• Required work: Print the listing in its entirety and exactly, leaving out images.
>>>
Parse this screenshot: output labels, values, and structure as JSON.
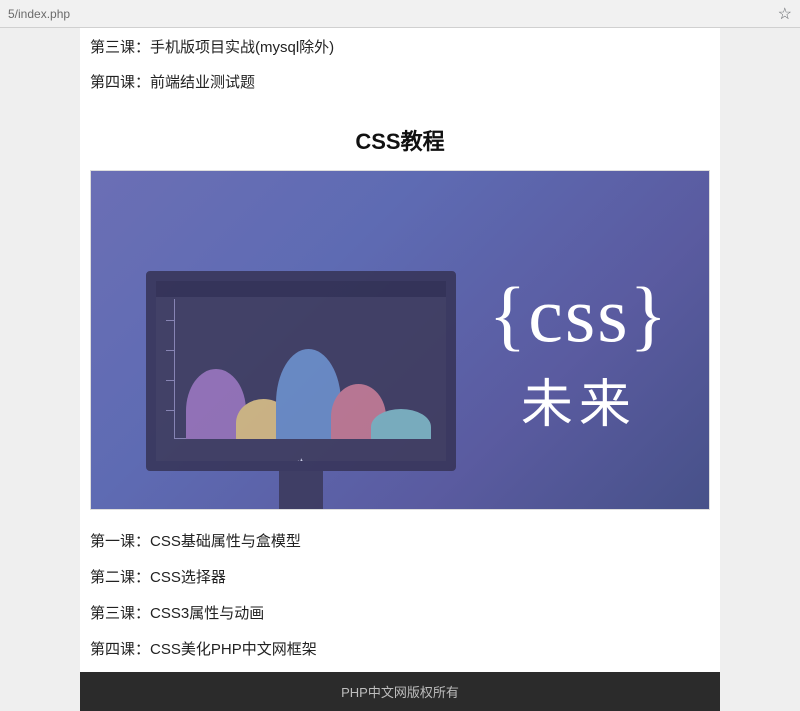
{
  "browser": {
    "url_fragment": "5/index.php"
  },
  "intro": {
    "items": [
      "第三课：手机版项目实战(mysql除外)",
      "第四课：前端结业测试题"
    ]
  },
  "section": {
    "title": "CSS教程"
  },
  "banner": {
    "brace_text": "{css}",
    "subtitle": "未来"
  },
  "lessons": [
    {
      "prefix": "第一课：",
      "title": "CSS基础属性与盒模型"
    },
    {
      "prefix": "第二课：",
      "title": "CSS选择器"
    },
    {
      "prefix": "第三课：",
      "title": "CSS3属性与动画"
    },
    {
      "prefix": "第四课：",
      "title": "CSS美化PHP中文网框架"
    }
  ],
  "footer": {
    "copyright": "PHP中文网版权所有"
  }
}
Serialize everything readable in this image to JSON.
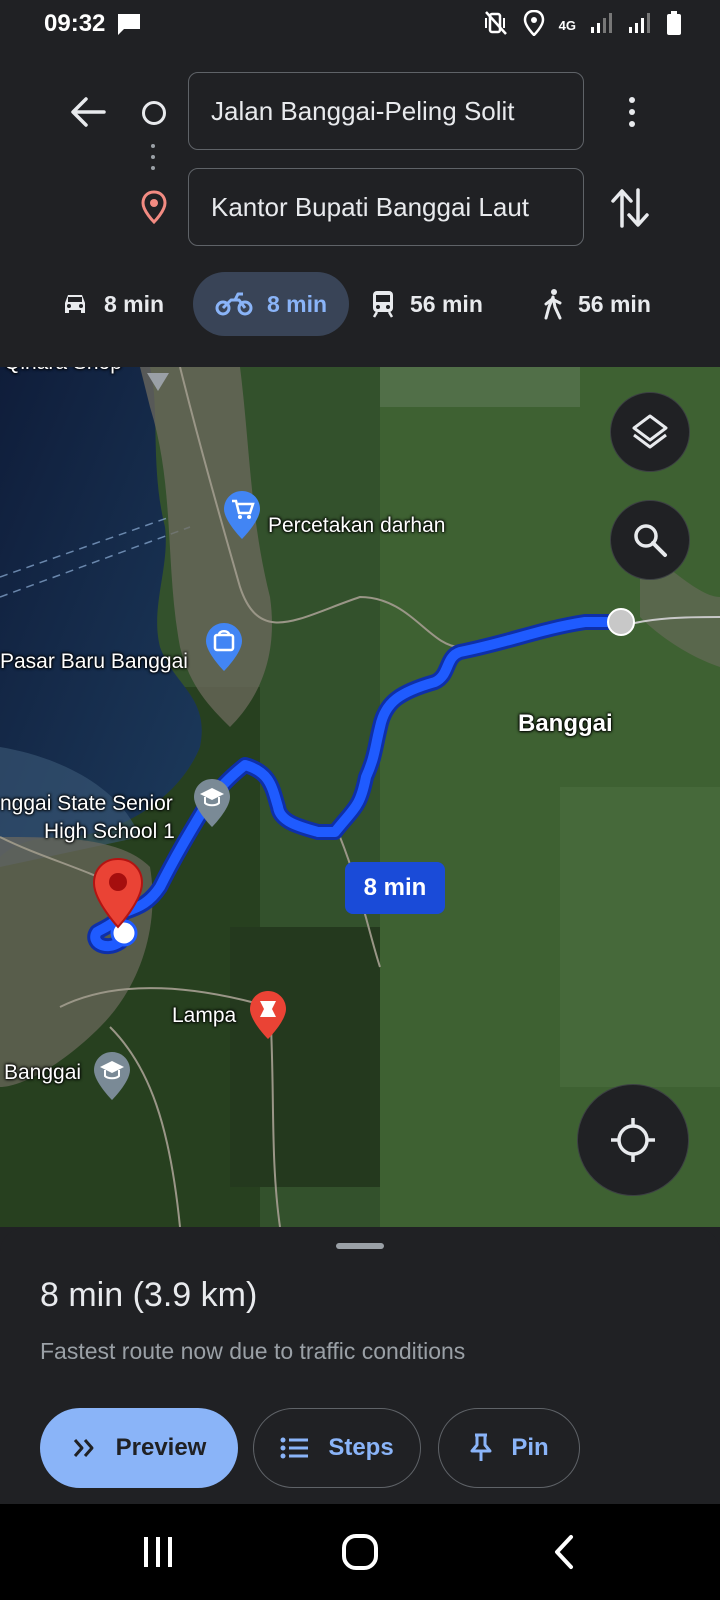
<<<
• Response below:
Parse this screenshot: output labels, values, and structure as JSON.
{
  "browser": {
    "url_fragment": "5/index.php"
  },
  "intro": {
    "items": [
      "第三课：手机版项目实战(mysql除外)",
      "第四课：前端结业测试题"
    ]
  },
  "section": {
    "title": "CSS教程"
  },
  "banner": {
    "brace_text": "{css}",
    "subtitle": "未来"
  },
  "lessons": [
    {
      "prefix": "第一课：",
      "title": "CSS基础属性与盒模型"
    },
    {
      "prefix": "第二课：",
      "title": "CSS选择器"
    },
    {
      "prefix": "第三课：",
      "title": "CSS3属性与动画"
    },
    {
      "prefix": "第四课：",
      "title": "CSS美化PHP中文网框架"
    }
  ],
  "footer": {
    "copyright": "PHP中文网版权所有"
  }
}
Serialize everything readable in this image to JSON.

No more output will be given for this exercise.